Finishing up the High Summer Read-A-Thon hosted by The True Book Addict.
I pretty much spent the whole week re-reading Game of Thrones. I read the ASOIAF series a couple/few years ago, but since the TV series has gotten huge I have been watching when I can (do not have HBO; I buy the boxsets). However, there are so many differences, it gets a bit confusing, especially when trying to discuss it with non-reader fans. So, I am reading each book, then watching its matching season. By the time I finish, I may be able to read the new one ;)
I also made 12% headway on a friend’s book that I have on the Kindle. I feel a bit bad about this one because I have had it for awhile and it gets great reviews, but I am not a huge fan of suspense and I only read the Kindle when I am away from my books. (It basically lives in my purse for reading emergencies:) So, I am really reading it slowly, but determined to finish! Especially since she has just signed a deal for 2 more books!
In non-fiction, I started The Planets by Dava Sobel which I have been wanting to get in to for awhile. I haven’t gotten far, but recommend it for bookworms who do/want to love science. She really turns non-fiction into a narrative so well, it’s easier to read than most science books.
And in audio, the kids and I finished The Goblet of Fire and moved on to Order of the Phoenix. Unfortunately, we cannot find the cassette version of books 6 & 7. Usually, they want to go right back to #1, but I need variety.
Looking forward to the FrightFall Read-A-Thon starting in September! If you like to read anyway and want a chance to chat and win prizes, check out http://seasonsreading.blogspot.com/

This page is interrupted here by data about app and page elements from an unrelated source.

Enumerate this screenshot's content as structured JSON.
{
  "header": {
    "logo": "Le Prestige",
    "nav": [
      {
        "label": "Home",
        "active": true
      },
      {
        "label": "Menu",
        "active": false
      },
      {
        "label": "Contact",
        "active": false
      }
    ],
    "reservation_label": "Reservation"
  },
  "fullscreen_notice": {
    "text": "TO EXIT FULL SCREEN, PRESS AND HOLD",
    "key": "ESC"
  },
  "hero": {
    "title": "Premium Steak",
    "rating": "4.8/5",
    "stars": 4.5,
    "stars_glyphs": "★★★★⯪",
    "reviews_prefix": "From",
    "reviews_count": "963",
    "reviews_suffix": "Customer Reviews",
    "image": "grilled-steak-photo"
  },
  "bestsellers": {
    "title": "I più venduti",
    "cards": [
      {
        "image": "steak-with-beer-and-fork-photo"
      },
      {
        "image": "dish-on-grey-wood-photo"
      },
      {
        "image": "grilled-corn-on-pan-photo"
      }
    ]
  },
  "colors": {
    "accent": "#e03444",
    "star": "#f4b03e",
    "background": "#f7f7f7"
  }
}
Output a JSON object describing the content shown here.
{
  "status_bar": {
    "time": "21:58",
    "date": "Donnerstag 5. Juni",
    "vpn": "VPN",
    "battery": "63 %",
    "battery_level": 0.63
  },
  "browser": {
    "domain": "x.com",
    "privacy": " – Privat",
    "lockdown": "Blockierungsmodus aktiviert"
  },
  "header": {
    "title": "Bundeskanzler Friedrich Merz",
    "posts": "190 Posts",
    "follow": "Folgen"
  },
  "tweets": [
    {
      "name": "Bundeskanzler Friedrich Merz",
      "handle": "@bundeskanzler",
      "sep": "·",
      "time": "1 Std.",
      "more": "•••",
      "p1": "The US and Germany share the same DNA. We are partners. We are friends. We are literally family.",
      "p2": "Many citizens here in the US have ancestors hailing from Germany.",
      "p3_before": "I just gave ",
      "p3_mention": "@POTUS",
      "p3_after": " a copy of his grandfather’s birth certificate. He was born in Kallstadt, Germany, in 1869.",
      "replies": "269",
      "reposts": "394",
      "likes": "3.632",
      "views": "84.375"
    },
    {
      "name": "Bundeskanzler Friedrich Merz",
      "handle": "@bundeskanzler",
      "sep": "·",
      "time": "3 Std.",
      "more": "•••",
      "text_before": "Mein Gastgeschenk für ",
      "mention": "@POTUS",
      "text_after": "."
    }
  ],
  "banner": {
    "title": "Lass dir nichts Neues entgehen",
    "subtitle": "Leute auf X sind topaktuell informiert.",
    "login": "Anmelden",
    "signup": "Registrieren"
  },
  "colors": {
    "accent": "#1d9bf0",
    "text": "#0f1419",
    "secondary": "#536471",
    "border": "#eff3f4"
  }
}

Literary Word Count Infographic: http://shortlist.com/entertainment/books/literary-word-count-infographic